While politicians talked of regional economies and the number of livelihoods affected, airmen and women were risking their all to save lives and deliver freedom and democracy thousands of miles away.
When the long-awaited and oft-delayed announcement on the base’s future came in July, it came with a caveat.
Marham will remain the Tornados’ main operating base as long as the 600mph jet remains in service. But by 2021, the Tornado is due to be replaced by the new joint strike fighter.
And long before IX Sqdn touched down, a review was under way to see where that will be based.
With a thundering roar the last seven Tornados to leave Italy after flying missions over Libya arrived back on home soil in Norfolk this morning.
The end of the United Nations operation to support rebel forces with air cover means the front line crews from RAF Marham are back on base and preparing for a couple of weeks leave.
Station Commander Gp Capt ‘Rocky’ Rochelle was waiting alongside the runway as the formation of seven split low over Marham before coming into land to be greeted by family and colleagues from IX Sqn.
Two of the jets had a fast turnaround and headed off to Lossiemouth in Scotland where they are stationed, but for the Marham crews it was a welcome homecoming.
“It was a fantastic last mission for Operation Unified Protector and Ellamy. It’s a homecoming for the guys who worked extremely hard,” said Gp Capt Rochelle.
“They have been working all the hours that God sends to makes sure they get over the right area all the time and Libya is a massive country, a huge geographic area,” he added.
The initial Storm Shadow Operation was launched from Marham with crews flying over to Libya in the longest sorties launched from the base since the second world war.
Gp Capt Rochelle said it was the speed of the RAF’s ability to commit to such a mission, and the professionalism with which it had been conducted, which made him “hugely proud” of everyone involved.

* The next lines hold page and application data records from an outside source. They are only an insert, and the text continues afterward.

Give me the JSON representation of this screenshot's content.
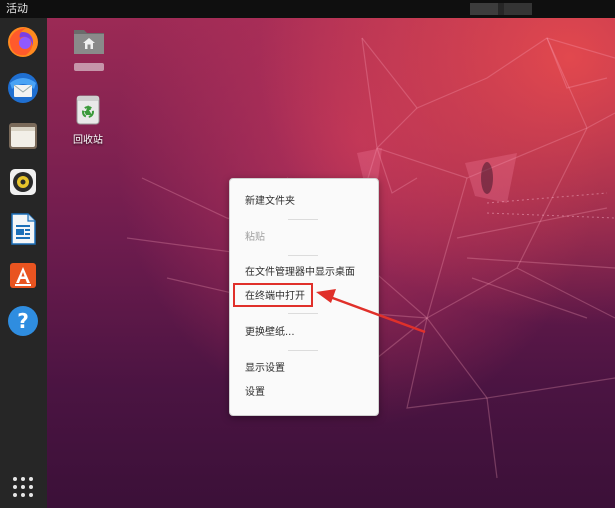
{
  "topbar": {
    "activities_label": "活动"
  },
  "dock": {
    "items": [
      {
        "name": "firefox",
        "icon": "firefox-icon"
      },
      {
        "name": "thunderbird",
        "icon": "thunderbird-mail-icon"
      },
      {
        "name": "files",
        "icon": "files-folder-icon"
      },
      {
        "name": "rhythmbox",
        "icon": "rhythmbox-speaker-icon"
      },
      {
        "name": "libreoffice-writer",
        "icon": "writer-document-icon"
      },
      {
        "name": "ubuntu-software",
        "icon": "software-store-icon"
      },
      {
        "name": "help",
        "icon": "help-question-icon"
      }
    ],
    "show_apps_icon": "app-grid-icon"
  },
  "desktop": {
    "home_folder": {
      "icon": "home-folder-icon"
    },
    "trash": {
      "label": "回收站",
      "icon": "trash-icon"
    }
  },
  "context_menu": {
    "items": [
      {
        "label": "新建文件夹",
        "enabled": true
      },
      {
        "label": "粘贴",
        "enabled": false
      },
      {
        "label": "在文件管理器中显示桌面",
        "enabled": true
      },
      {
        "label": "在终端中打开",
        "enabled": true,
        "highlighted": true
      },
      {
        "label": "更换壁纸...",
        "enabled": true
      },
      {
        "label": "显示设置",
        "enabled": true
      },
      {
        "label": "设置",
        "enabled": true
      }
    ]
  },
  "colors": {
    "annotation": "#e0302a",
    "topbar": "#0f0f0f",
    "dock": "#262626",
    "menu_bg": "#fafafa"
  }
}
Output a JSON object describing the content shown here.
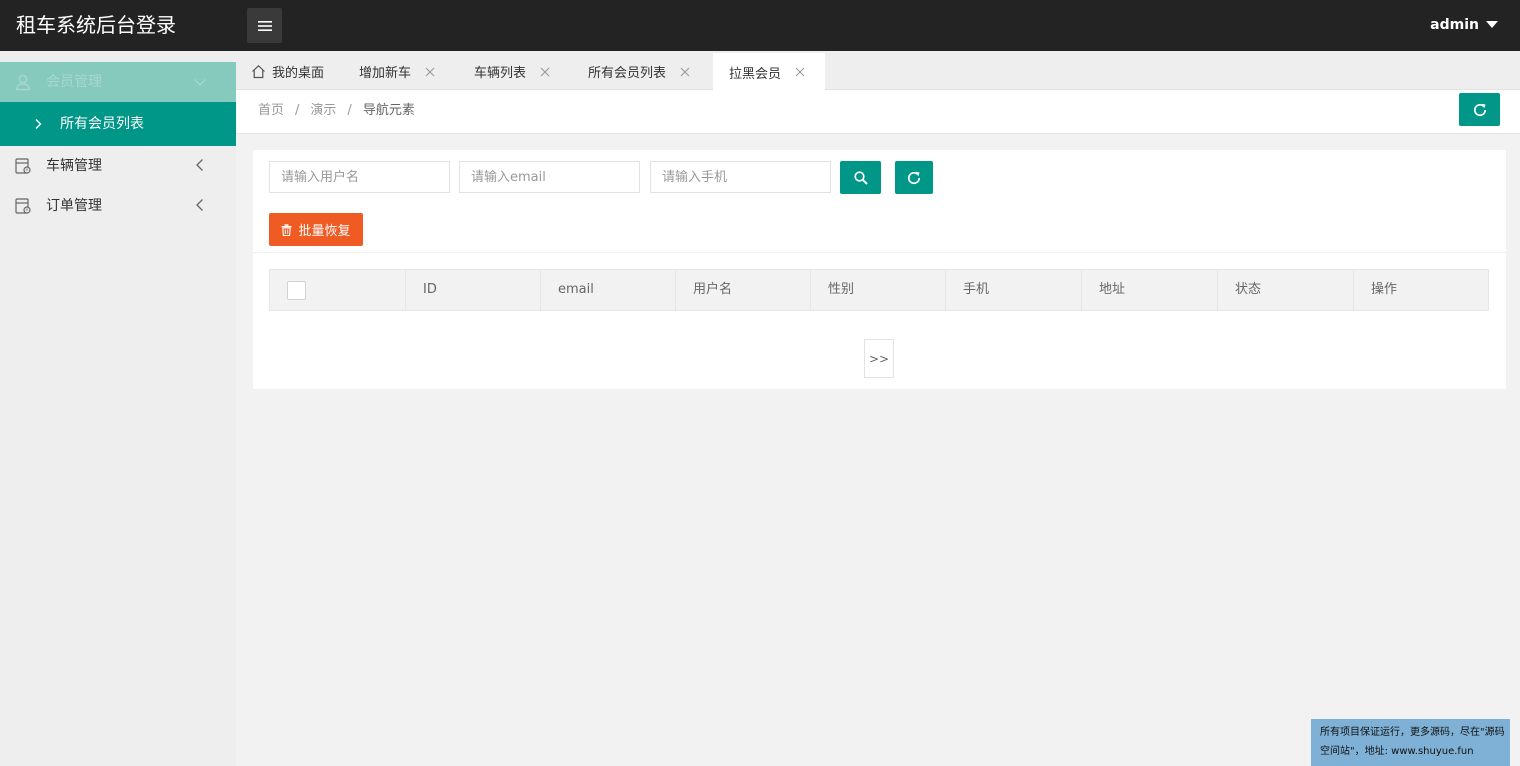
{
  "header": {
    "app_title": "租车系统后台登录",
    "user_name": "admin"
  },
  "sidebar": {
    "groups": [
      {
        "label": "会员管理",
        "expanded": true,
        "children": [
          {
            "label": "所有会员列表",
            "active": true
          }
        ]
      },
      {
        "label": "车辆管理",
        "expanded": false
      },
      {
        "label": "订单管理",
        "expanded": false
      }
    ]
  },
  "tabs": [
    {
      "label": "我的桌面",
      "closable": false,
      "active": false
    },
    {
      "label": "增加新车",
      "closable": true,
      "active": false
    },
    {
      "label": "车辆列表",
      "closable": true,
      "active": false
    },
    {
      "label": "所有会员列表",
      "closable": true,
      "active": false
    },
    {
      "label": "拉黑会员",
      "closable": true,
      "active": true
    }
  ],
  "breadcrumb": {
    "items": [
      "首页",
      "演示",
      "导航元素"
    ],
    "separator": "/"
  },
  "search": {
    "username_placeholder": "请输入用户名",
    "email_placeholder": "请输入email",
    "phone_placeholder": "请输入手机"
  },
  "actions": {
    "batch_restore_label": "批量恢复"
  },
  "table": {
    "columns": [
      "ID",
      "email",
      "用户名",
      "性别",
      "手机",
      "地址",
      "状态",
      "操作"
    ],
    "rows": []
  },
  "pagination": {
    "next_label": ">>"
  },
  "watermark": {
    "line1": "所有项目保证运行，更多源码，尽在\"源码",
    "line2": "空间站\"，地址: www.shuyue.fun"
  },
  "colors": {
    "header_bg": "#232323",
    "primary": "#009688",
    "danger": "#f05a23",
    "sidebar_bg": "#eeeeee"
  },
  "icons": [
    "menu-icon",
    "caret-down-icon",
    "user-icon",
    "chevron-down-icon",
    "chevron-right-icon",
    "chevron-left-icon",
    "car-icon",
    "order-icon",
    "home-icon",
    "close-icon",
    "refresh-icon",
    "search-icon",
    "trash-icon"
  ]
}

“We were asked to turn from our normal training cycle and supporting of Herrick in Afghanistan to turn on a sixpence and turn around and point in the direction of Libya and launch Storm Shadow operations and we did that in a 48-hour turnaround process. Being able to watch those first eight aircraft get airborne and head south for a 3,000 mile round trip - that’s probably got to be a highlight,” he said.
Gp Capt Rochelle travelled to the Italian base of Gioia del Colle two or three times to “see the guys face to face” but was mostly back at Marham running the show in terms of Storm Shadow missions and looking after Operation Herrick.
Navigator Flt Lt Vicki Neighbour, the only female member of IX squadron, returned to Marham yesterday having completed her first operational tour.
“It’s a really good introduction as a first tour because its we did a lot of weapons work which is what we trained for,” she said.
Flt Lt Neighbour said she was “glad to be home” and was planning to head to Scotland to see her baby nephew while she took some leave.
Flt Lt Charlie Thompson has already been back on base for a few weeks as he was allowed to leave Italy and return for his wedding at Ely Cathedral on October 14.
“The RAF allowed one or two of the guys to come over as well. It was really nice,” he said
He was part of operations over Libya for two months and flew 100 hours during that time.
Along with other members of IX Sqn, Flt Lt Thompson was waiting for the final few to return to Marham.
Wng Cmmdr Andy Turk said he was a “little overwhelmed” at his return to base where two of his sons, dressed appropriately in flying suits, were excited to greet him.
“I feel very proud and it has been a real adventure,” he said.
He was full of praise for the Tornado jets which, despite approaching 30 years of age, were still inspiring to fly and a potent force.